*** Material for this exercise ***

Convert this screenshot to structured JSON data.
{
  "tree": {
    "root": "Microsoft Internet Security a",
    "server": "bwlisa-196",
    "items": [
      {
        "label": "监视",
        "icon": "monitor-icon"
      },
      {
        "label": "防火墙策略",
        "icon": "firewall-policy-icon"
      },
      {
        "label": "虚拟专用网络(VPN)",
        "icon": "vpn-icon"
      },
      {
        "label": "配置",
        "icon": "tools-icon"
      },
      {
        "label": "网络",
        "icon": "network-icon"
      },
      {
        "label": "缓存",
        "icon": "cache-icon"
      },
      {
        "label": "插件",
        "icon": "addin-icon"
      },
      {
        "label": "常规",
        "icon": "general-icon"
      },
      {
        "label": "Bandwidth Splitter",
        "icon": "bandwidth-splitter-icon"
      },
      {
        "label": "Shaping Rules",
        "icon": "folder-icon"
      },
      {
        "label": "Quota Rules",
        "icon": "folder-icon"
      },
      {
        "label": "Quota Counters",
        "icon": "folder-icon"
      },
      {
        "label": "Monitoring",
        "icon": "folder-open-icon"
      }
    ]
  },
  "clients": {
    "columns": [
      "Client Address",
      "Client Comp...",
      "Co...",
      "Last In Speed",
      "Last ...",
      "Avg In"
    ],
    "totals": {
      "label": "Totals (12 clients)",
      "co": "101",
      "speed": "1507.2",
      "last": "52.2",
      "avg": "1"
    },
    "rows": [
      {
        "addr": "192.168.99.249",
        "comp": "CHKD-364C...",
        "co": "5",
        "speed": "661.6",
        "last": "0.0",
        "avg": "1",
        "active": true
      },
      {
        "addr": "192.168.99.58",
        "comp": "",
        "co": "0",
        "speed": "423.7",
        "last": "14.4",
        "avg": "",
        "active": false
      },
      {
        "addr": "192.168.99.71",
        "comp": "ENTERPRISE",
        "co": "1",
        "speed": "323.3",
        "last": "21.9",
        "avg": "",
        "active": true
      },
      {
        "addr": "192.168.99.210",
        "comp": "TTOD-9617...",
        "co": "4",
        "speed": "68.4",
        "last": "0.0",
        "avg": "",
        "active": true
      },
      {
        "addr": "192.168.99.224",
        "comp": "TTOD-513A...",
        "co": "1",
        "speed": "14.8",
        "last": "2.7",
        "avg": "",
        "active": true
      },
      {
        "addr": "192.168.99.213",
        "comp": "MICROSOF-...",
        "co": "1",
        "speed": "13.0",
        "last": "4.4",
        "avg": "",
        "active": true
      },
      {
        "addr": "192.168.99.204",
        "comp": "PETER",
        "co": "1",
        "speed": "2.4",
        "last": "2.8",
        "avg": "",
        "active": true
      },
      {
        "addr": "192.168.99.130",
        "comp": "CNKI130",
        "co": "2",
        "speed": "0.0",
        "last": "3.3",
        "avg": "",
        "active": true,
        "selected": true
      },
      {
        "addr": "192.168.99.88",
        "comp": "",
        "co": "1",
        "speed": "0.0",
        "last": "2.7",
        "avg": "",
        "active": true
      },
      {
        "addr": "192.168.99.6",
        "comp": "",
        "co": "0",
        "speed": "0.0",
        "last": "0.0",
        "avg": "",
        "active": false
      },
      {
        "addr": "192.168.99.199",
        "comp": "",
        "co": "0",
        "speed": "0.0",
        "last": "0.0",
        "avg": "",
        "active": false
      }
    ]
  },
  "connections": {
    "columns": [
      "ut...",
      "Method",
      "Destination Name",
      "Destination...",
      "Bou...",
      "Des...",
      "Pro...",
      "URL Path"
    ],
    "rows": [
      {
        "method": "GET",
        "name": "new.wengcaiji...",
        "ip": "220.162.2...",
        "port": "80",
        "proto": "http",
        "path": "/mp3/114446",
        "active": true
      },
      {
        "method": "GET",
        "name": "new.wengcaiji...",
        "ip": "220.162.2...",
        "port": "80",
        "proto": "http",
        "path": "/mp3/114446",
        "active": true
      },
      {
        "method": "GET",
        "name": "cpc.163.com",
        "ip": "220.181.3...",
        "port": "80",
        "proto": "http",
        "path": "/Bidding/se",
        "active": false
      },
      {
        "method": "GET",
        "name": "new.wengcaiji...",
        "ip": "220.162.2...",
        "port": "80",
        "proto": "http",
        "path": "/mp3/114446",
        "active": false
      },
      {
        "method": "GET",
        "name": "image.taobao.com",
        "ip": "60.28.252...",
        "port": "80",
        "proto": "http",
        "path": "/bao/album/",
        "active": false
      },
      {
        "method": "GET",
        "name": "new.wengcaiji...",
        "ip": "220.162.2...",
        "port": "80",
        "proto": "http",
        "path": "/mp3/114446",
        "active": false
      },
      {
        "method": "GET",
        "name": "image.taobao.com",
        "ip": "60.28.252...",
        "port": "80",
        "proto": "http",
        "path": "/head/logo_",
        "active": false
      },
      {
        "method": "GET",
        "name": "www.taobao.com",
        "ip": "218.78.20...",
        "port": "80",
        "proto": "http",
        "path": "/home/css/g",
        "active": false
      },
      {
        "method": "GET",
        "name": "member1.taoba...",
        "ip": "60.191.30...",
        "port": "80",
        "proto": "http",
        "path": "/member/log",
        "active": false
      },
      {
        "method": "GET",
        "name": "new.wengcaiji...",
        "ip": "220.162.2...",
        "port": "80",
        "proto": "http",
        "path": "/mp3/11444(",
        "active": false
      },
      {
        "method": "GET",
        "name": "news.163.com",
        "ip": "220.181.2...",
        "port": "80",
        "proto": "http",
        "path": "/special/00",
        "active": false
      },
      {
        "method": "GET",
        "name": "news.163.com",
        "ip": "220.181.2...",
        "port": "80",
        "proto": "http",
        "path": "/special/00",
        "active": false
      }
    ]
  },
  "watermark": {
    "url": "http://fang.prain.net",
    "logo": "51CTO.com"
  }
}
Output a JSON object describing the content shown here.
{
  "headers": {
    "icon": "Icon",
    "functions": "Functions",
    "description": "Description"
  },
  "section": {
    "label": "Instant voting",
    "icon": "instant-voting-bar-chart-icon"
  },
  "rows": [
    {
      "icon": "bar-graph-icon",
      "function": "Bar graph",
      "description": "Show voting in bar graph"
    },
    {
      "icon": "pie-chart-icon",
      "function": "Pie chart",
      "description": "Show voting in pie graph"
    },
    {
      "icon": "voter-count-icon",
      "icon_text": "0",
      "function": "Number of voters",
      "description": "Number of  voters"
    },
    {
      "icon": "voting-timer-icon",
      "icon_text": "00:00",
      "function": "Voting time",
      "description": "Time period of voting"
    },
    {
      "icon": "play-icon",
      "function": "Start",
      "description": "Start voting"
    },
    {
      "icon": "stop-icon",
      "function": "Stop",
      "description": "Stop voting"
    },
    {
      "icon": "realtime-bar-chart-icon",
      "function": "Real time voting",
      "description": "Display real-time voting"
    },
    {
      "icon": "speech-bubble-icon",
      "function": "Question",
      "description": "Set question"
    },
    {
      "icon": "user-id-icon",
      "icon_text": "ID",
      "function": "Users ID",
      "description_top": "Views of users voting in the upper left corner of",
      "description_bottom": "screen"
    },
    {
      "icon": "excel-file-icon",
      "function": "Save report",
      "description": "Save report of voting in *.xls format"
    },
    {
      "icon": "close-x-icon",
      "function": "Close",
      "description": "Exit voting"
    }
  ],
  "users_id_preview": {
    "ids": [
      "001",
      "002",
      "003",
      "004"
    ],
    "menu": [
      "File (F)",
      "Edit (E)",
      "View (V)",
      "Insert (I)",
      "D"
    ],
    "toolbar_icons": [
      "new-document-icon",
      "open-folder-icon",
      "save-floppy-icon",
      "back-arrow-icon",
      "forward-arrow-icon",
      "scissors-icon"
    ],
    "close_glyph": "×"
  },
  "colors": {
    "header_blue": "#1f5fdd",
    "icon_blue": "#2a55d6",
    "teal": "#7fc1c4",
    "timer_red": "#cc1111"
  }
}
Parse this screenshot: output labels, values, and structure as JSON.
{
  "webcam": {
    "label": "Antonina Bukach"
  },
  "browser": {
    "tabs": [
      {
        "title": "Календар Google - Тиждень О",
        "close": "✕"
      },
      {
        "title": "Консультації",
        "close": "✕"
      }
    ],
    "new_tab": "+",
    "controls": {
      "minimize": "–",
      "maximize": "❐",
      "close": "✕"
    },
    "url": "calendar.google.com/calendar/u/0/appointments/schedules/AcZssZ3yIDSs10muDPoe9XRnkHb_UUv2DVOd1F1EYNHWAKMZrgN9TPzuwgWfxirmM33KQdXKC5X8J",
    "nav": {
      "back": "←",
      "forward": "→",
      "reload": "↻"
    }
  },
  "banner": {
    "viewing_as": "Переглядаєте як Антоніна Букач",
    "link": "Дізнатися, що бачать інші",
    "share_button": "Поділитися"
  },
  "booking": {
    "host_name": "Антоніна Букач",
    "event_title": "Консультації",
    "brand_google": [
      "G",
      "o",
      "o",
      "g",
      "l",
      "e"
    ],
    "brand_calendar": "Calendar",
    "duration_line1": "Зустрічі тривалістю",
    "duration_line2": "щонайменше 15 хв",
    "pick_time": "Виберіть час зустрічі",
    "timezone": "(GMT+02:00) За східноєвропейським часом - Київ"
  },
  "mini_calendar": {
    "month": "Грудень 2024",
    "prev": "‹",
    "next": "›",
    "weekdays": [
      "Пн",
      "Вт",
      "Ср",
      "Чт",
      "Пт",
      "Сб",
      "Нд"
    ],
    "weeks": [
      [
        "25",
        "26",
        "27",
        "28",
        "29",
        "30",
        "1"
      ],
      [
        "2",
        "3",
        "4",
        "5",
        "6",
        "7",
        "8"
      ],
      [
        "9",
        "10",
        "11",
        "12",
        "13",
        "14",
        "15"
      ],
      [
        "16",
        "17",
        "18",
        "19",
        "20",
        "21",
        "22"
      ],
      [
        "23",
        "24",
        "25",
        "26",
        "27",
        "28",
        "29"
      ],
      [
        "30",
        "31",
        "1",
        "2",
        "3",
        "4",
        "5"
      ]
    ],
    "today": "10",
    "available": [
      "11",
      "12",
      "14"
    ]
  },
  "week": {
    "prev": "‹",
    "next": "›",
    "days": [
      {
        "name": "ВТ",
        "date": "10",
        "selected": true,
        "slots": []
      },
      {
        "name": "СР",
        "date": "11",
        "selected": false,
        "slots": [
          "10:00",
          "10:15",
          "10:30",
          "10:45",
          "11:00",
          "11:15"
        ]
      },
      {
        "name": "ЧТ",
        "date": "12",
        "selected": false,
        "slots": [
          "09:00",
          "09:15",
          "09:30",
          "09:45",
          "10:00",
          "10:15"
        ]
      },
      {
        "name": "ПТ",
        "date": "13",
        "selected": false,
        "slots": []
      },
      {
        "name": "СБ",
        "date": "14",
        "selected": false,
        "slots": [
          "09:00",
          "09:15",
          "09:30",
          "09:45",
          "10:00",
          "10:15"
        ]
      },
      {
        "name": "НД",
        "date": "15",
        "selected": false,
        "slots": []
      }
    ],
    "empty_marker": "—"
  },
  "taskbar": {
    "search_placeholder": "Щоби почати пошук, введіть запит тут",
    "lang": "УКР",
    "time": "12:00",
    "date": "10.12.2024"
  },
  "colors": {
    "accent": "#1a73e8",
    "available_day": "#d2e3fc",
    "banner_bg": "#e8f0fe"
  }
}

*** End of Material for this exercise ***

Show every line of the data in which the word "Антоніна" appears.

    "viewing_as": "Переглядаєте як Антоніна Букач",
    "host_name": "Антоніна Букач",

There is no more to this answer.